Phantom limb pain (PLP) is a perplexing condition where individuals feel pain or discomfort in a limb that has been amputated. This phenomenon can arise from various causes, such as vascular issues, trauma, cancer, or congenital conditions, and affects approximately 60-85% of amputees, significantly impacting their quality of life. The severity and symptoms of PLP vary greatly among patients, contributing to the challenge of understanding and treating this condition effectively.

Uncovering the Causes of Phantom Limb Pain

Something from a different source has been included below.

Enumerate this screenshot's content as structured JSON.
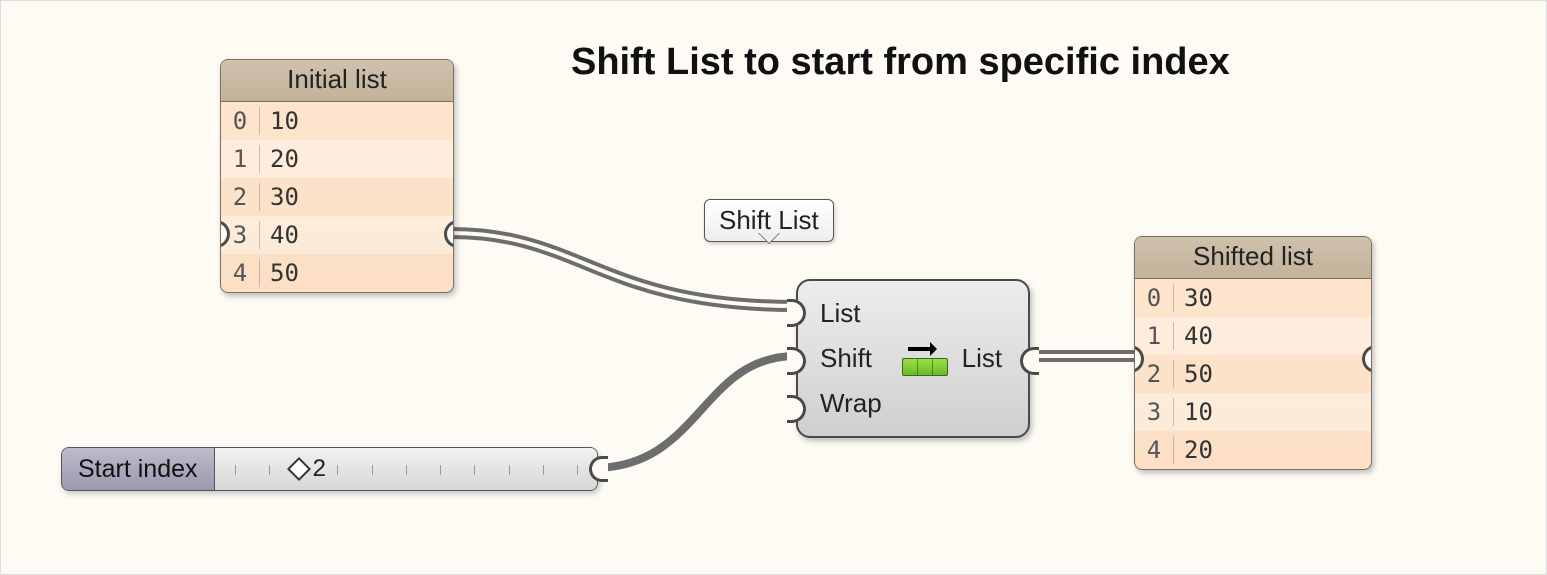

While the exact mechanisms behind PLP  are s till being unraveled, several theories exist. One leading hypothesis is that PLP stems from long-term irritation and neuroma formation in severed nerves post-amputation. This nerve disruption alters the normal communication with the central nervous system, leading to heightened sensitivity and pain perception. Changes within the central nervous system itself, such as brain reorganization and spinal cord sensitization, are also believed to contribute to PLP. Furthermore, psychological factors like depression, anxiety, and stress can exacerbate or even contribute to the development of PLP, underscoring the need for a multifaceted treatment approach.

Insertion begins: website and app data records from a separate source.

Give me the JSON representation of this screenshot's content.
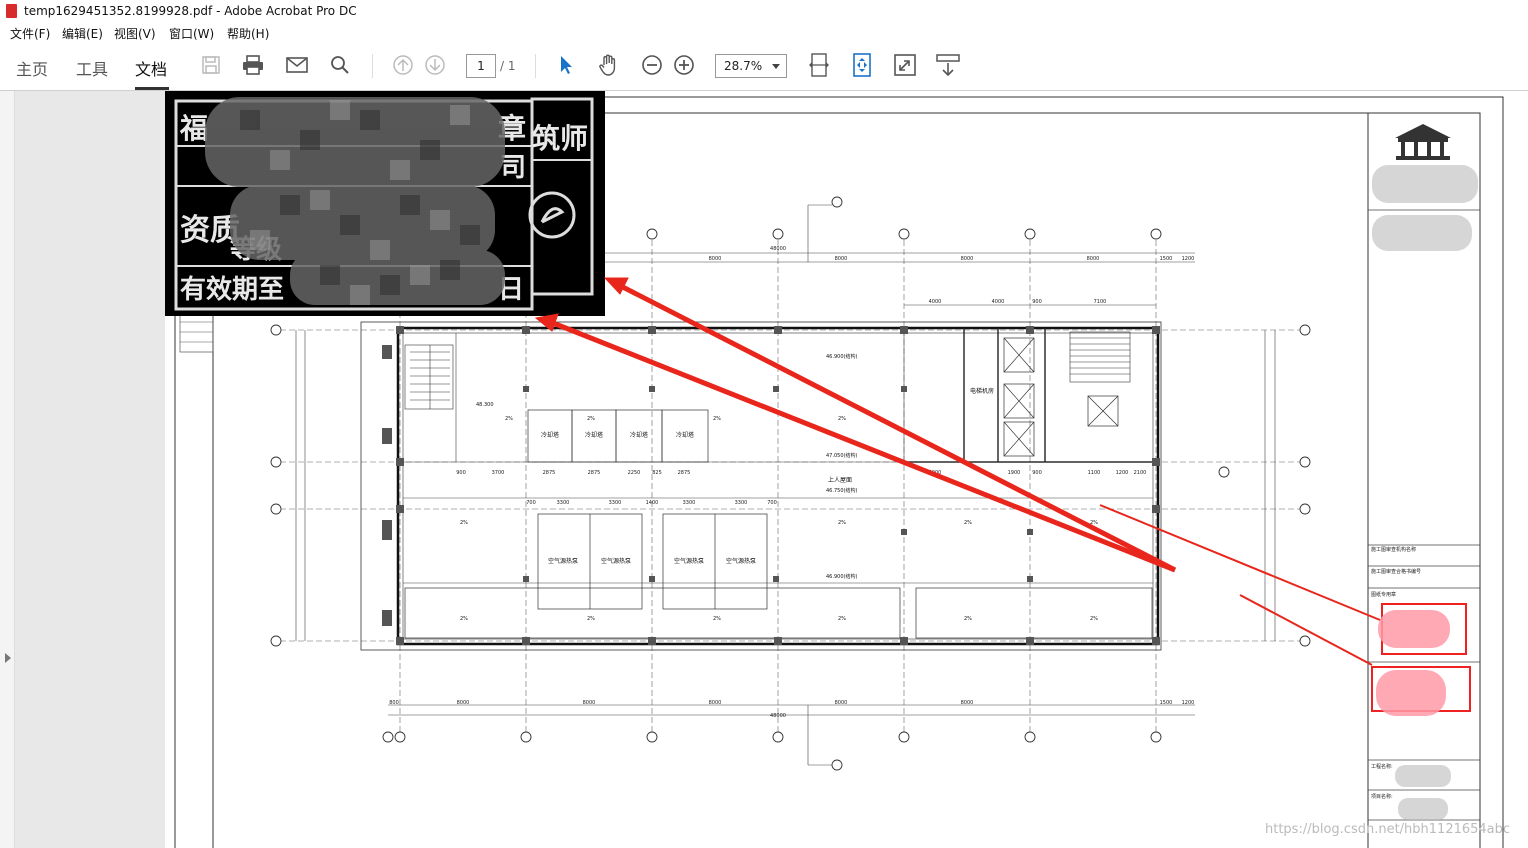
{
  "window": {
    "title": "temp1629451352.8199928.pdf - Adobe Acrobat Pro DC"
  },
  "menu": [
    "文件(F)",
    "编辑(E)",
    "视图(V)",
    "窗口(W)",
    "帮助(H)"
  ],
  "tabs": [
    "主页",
    "工具",
    "文档"
  ],
  "page_nav": {
    "current": "1",
    "total": "/ 1"
  },
  "zoom": "28.7%",
  "stamp": {
    "tl": "福",
    "tr": "章",
    "tr2": "筑师",
    "r2": "司",
    "zz": "资质",
    "dj": "等级",
    "yx": "有效期至",
    "ri": "日"
  },
  "plan": {
    "dims_top": [
      "48000",
      "8000",
      "8000",
      "8000",
      "8000",
      "1500",
      "1200"
    ],
    "dims_top2": [
      "4000",
      "4000",
      "900",
      "7100"
    ],
    "dims_bottom": [
      "48000",
      "800",
      "8000",
      "8000",
      "8000",
      "8000",
      "8000",
      "1500",
      "1200"
    ],
    "dims_mid": [
      "900",
      "3700",
      "2875",
      "2875",
      "2250",
      "825",
      "2875",
      "4000",
      "1900",
      "900",
      "1100",
      "1200",
      "2100"
    ],
    "dims_mid2": [
      "700",
      "3300",
      "3300",
      "1400",
      "3300",
      "3300",
      "700"
    ],
    "rooms": [
      "冷却塔",
      "冷却塔",
      "冷却塔",
      "冷却塔",
      "空气源热泵",
      "空气源热泵",
      "空气源热泵",
      "空气源热泵",
      "电梯机房",
      "上人屋面"
    ],
    "elev": [
      "46.900(结构)",
      "47.050(结构)",
      "46.750(结构)",
      "46.900(结构)",
      "48.300"
    ],
    "slope": "2%"
  },
  "title_block": {
    "r1": "施工图审查机构名称",
    "r2": "施工图审查合格书编号",
    "r3": "图纸专用章",
    "r4": "工程名称:",
    "r5": "项目名称:"
  },
  "watermark": "https://blog.csdn.net/hbh1121654abc",
  "colors": {
    "arrow": "#e8261c",
    "stamp_red": "#e22",
    "pdf_red": "#d82b2b"
  }
}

Multifaceted Treatment Approaches

To effectively manage PLP, a combination of pharmacological and non-pharmacological therapies is often recommended. Anti-inflammatory medications and Tylenol are common first-line treatments to reduce inflammation and pain. In cases where these are insufficient, stronger pain medications like opioids (e.g., Tapentadol), NMDA receptor agonists (e.g., Ketamine), and nerve-blocking medications (e.g., Gabapentin) may be considered.

Non-pharmacological methods also play a crucial role. Transcutaneous electrical nerve stimulation (TENS) delivers low-frequency, high-intensity electrical impulses to alleviate pain. Mirror therapy, another innovative approach, uses mirrors to create the illusion of pain-free movement in the amputated limb by mirroring the movement of the existing limb. Often, a blend of these pharmacological and non-pharmacological strategies yields the best outcomes for PLP patients.

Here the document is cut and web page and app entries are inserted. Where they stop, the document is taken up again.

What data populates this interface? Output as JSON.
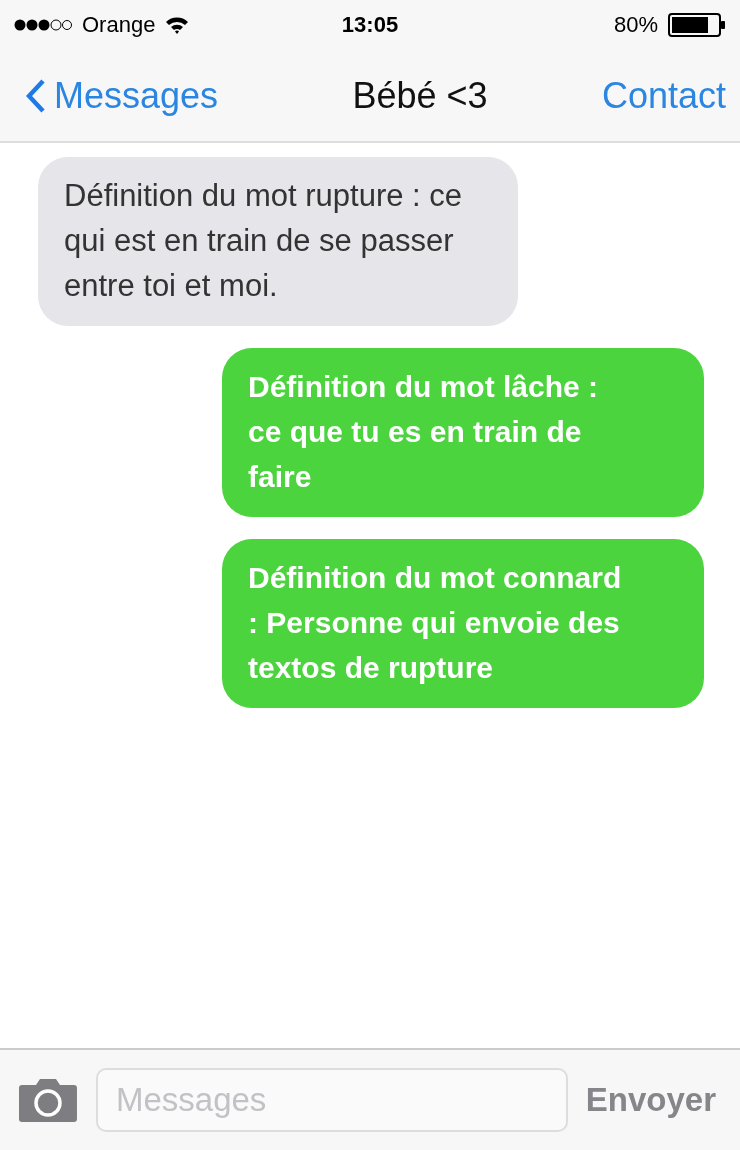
{
  "status_bar": {
    "carrier": "Orange",
    "time": "13:05",
    "battery": "80%"
  },
  "nav": {
    "back": "Messages",
    "title": "Bébé <3",
    "action": "Contact"
  },
  "messages": [
    {
      "kind": "received",
      "text": "Définition du mot rupture : ce qui est en train de se passer entre toi et moi."
    },
    {
      "kind": "sent",
      "text": "Définition du mot lâche : ce que tu es en train de faire"
    },
    {
      "kind": "sent",
      "text": "Définition du mot connard : Personne qui envoie des textos de rupture"
    }
  ],
  "composer": {
    "placeholder": "Messages",
    "send": "Envoyer"
  }
}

Seeking Professional Care

If you're experiencing the challenging symptoms of PLP, it's crucial to consult with healthcare professionals who can tailor a treatment plan to your specific needs. Here at Ospina Medical, Dr. Kohler can help get you started on your pain management journey and help you tackle the complexities of PLP. Contact us to schedule a consultation today.

Written By: Cherubina Rubannelsonkumar

Edited By: Camden Rowe

Medically Reviewed By: Matthew Kohler, MD

* All information subject to change. Images may contain models. Individual results are not guaranteed and may vary.